This sounds like the setup to an April Fools' Day prank, but it's very real, and it has to do with an insane overclocking battle taking place on YouTube. Or as JayzTwoCents puts it, an overclocking beef (albeit a friendly one) between him, Bitwit, Gamers Nexus, Paul's Hardware, Linus Tech Tips, and now overclocking guru Der8auer.
The friendly battle was born out of Nvidia's GeForce RTX 2080 Ti graphics card. "What happens when NVIDIA Launches a GPU that really wasn't all that exciting? You overclock the hell out of it and see who can push theirs farther!," JayzTwoCents explains.
They're chasing 3DMark records, and the bragging rights that go along with them. That's pretty typical when new hardware is released. However, what's unique about this round of competition is that the participants are posting videos that detail some crazy setups.
The latest one to emerge is from Der8auer, and in it he explains how and why he uses a dishwasher to clean his components. For him, this has been the easiest way of removing the Vaseline that gets applied to areas of components to protect them from condensation.
He doesn't use any soap or detergent, just water. He notes that Vaseline melts at fairly low temperatures, and while he doesn't necessarily recommend trying this at home, he's apparently been using this method a long time with good success. Check it out:
Pretty wild, but it's really just the tip of the overclocking iceberg. JayzTwoCents uploaded a video showing his setup being cooled by an air conditioner blowing cold air into a carboard enclosure. Have a look:
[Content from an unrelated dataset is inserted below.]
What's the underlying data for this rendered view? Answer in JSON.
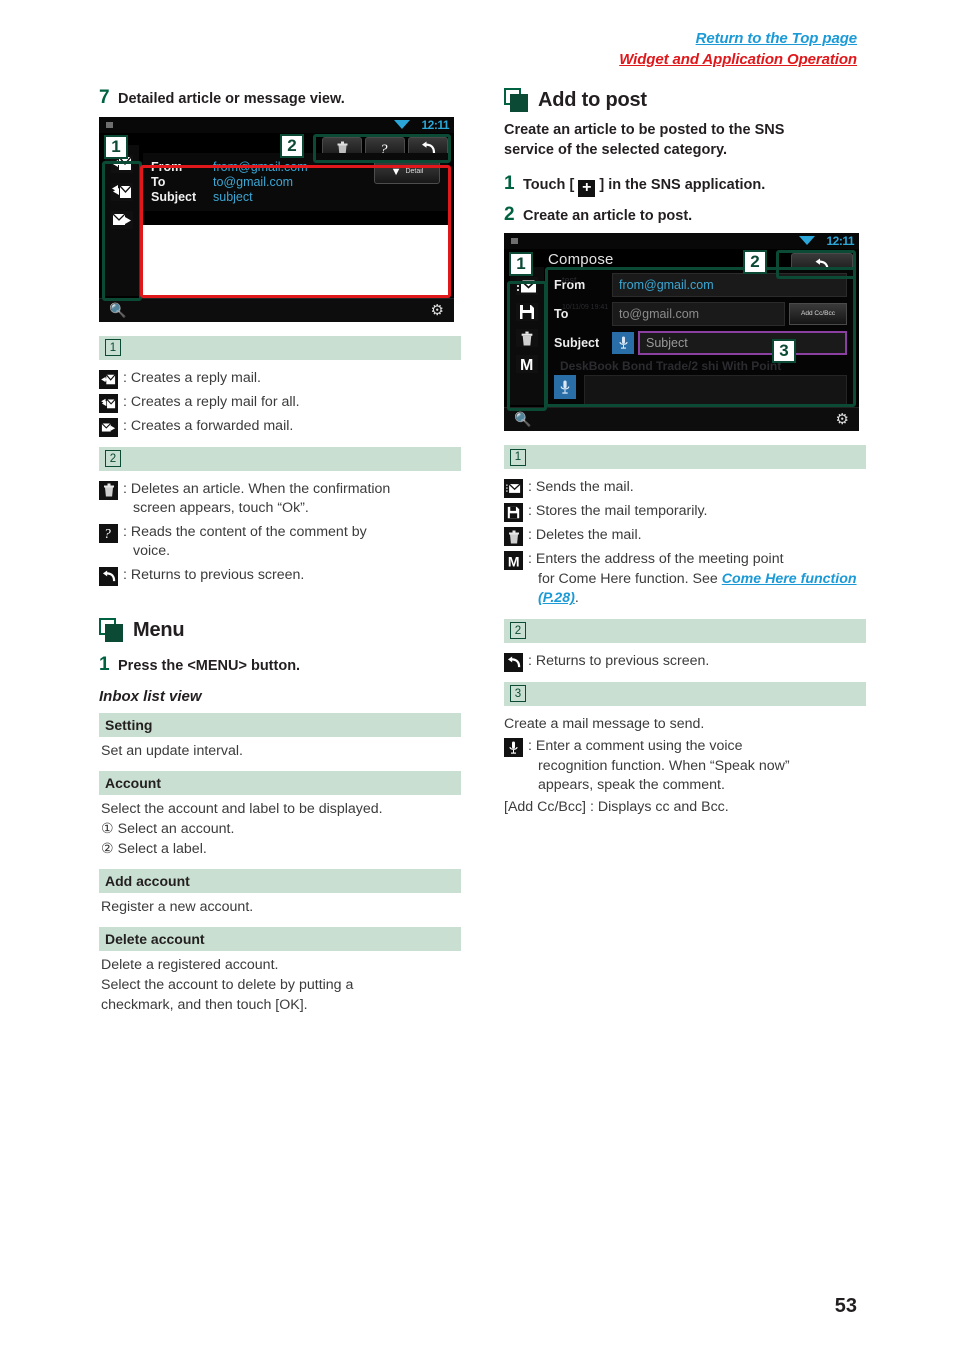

There are more than a dozen videos with several hours of combined content, presumably with even more to come. Check it all out if you have time to kill, or just want to see how what kind of extremes the overclocking pros are will to go in pursuit of benchmarking records.